The faded pink suitcase sat in the hall waiting patiently for its owner.
‘It’s about time you got a new one, isn’t it?’ Lena had remarked, when her mother had arrived a week before.
‘I don’t travel that much,’ she said. ‘Besides, I like it. It’s old, like me.’
Now the two women were sitting in the kitchen with the cold pot of tea between them.
‘Will I make another pot?’ asked Lena.
‘Not unless you want another,’ replied her mum. ‘If I have any more to drink I will spend the whole journey in the toilet.’
‘I always hate these evening flights,’ said Lena. ‘You spend all day waiting to leave, so they somehow cheat you of the last day.’
She thought of her own tickets, ready to be used in a couple of days’ time.
‘Thanks for coming to see me mum,’ she said.
‘Well why on earth wouldn’t I?’ Her mum replied. ‘It is not everyday that my only daughter sets off to see the world.’
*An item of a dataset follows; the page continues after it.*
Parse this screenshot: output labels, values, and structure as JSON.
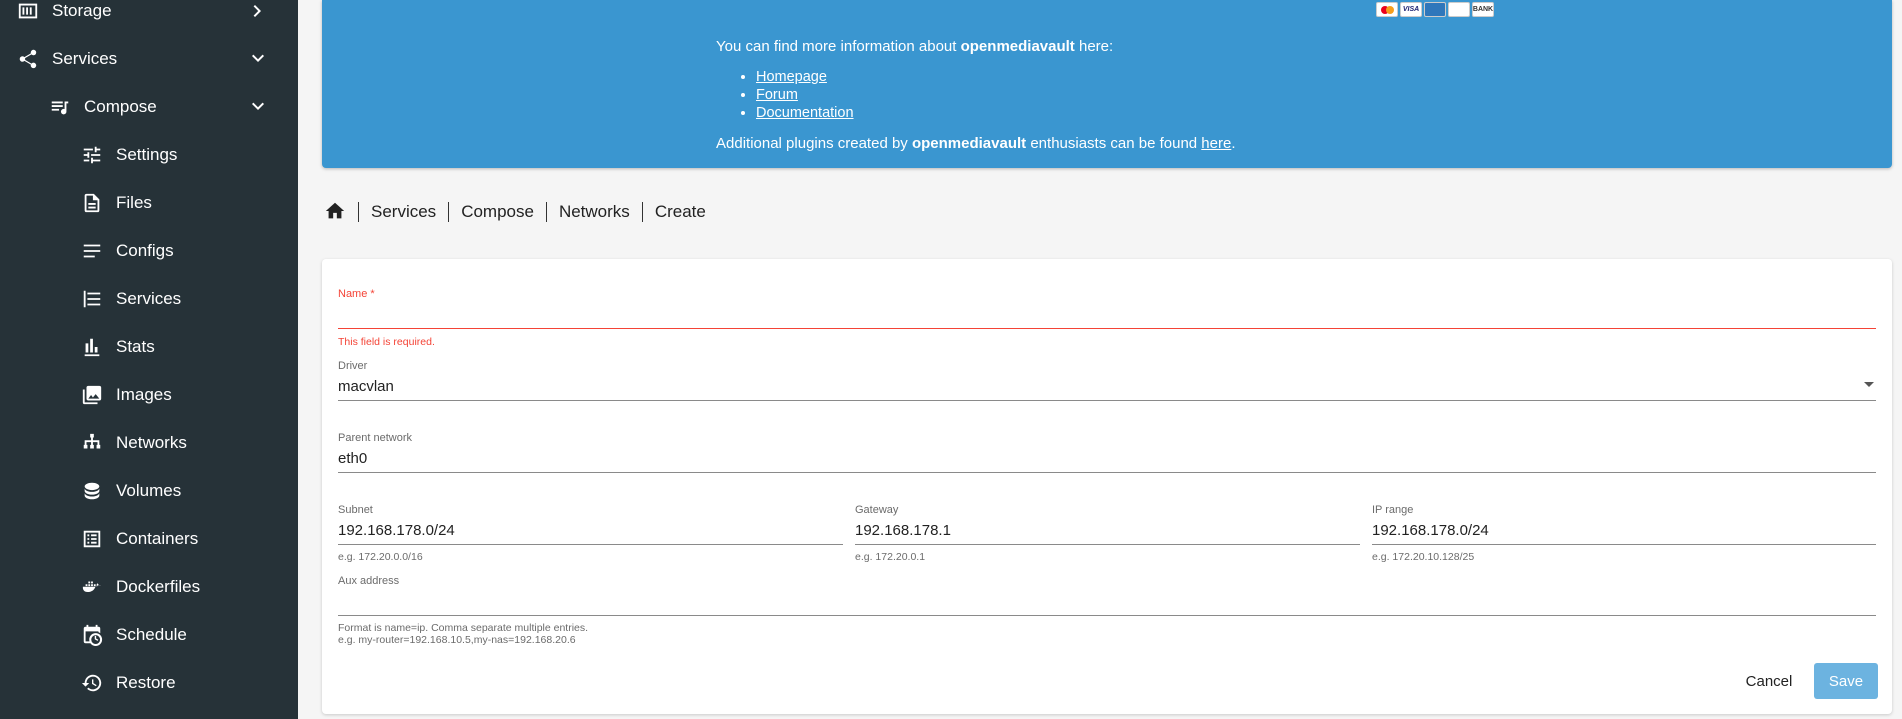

‘Well, hardly the world. It’s just Canada.’
‘It will be another world, alright. I envy you – new people to meet. It will be exciting.’ Her mum went to clear the tea things away.
‘I am worried about leaving you.’
‘What for?’ Her mother replied, dropping the cups into the sink of water, ‘I got on perfectly OK for years before you came along you know.’
‘Yeah I know,’ said Lena, ‘but with dad gone now it is different.’
‘Yes it is different,’ her mum admitted, ‘I get to watch what ever TV channel I please.’
‘Do you miss him?’ She asked.
‘Never during the day,’ said her mum, sitting down again. ‘I have him in my head the whole time and I chat to him, you know. After forty years of marriage you get to know the answer to the questions.’
Lena looked around her rented flat that had been her home for the last two years.
‘I may even miss this tiny damp flat.’
‘I am sure there is another tiny damp flat with your name on it somewhere,’ her mother said, ‘and you know, places don’t change as quickly as people do. If it doesn’t work out, you can always come back.’
‘I know,’ said Lena ‘It’s just that it is so far away. Right now, if I had to, I could be with you in a matter of hours, but Canada is miles away. I can change my ticket. I don’t have to go if you want me to stay.’
‘Don’t be ridiculous,’ said her mother, ‘What is the difference how far you are away from me? If my time is up, it is up. You could be in the room downstairs and it would not make the slightest bit of difference.’
Lena stared at her mum’s face. The face that hers would become in a few years’ time.
A horn sounded outside in the road.
‘That’ll be your taxi,’ said Lena. ‘Come on, I’ll help you with your case.’
‘Yes,’ said her mother. ‘Time to go.’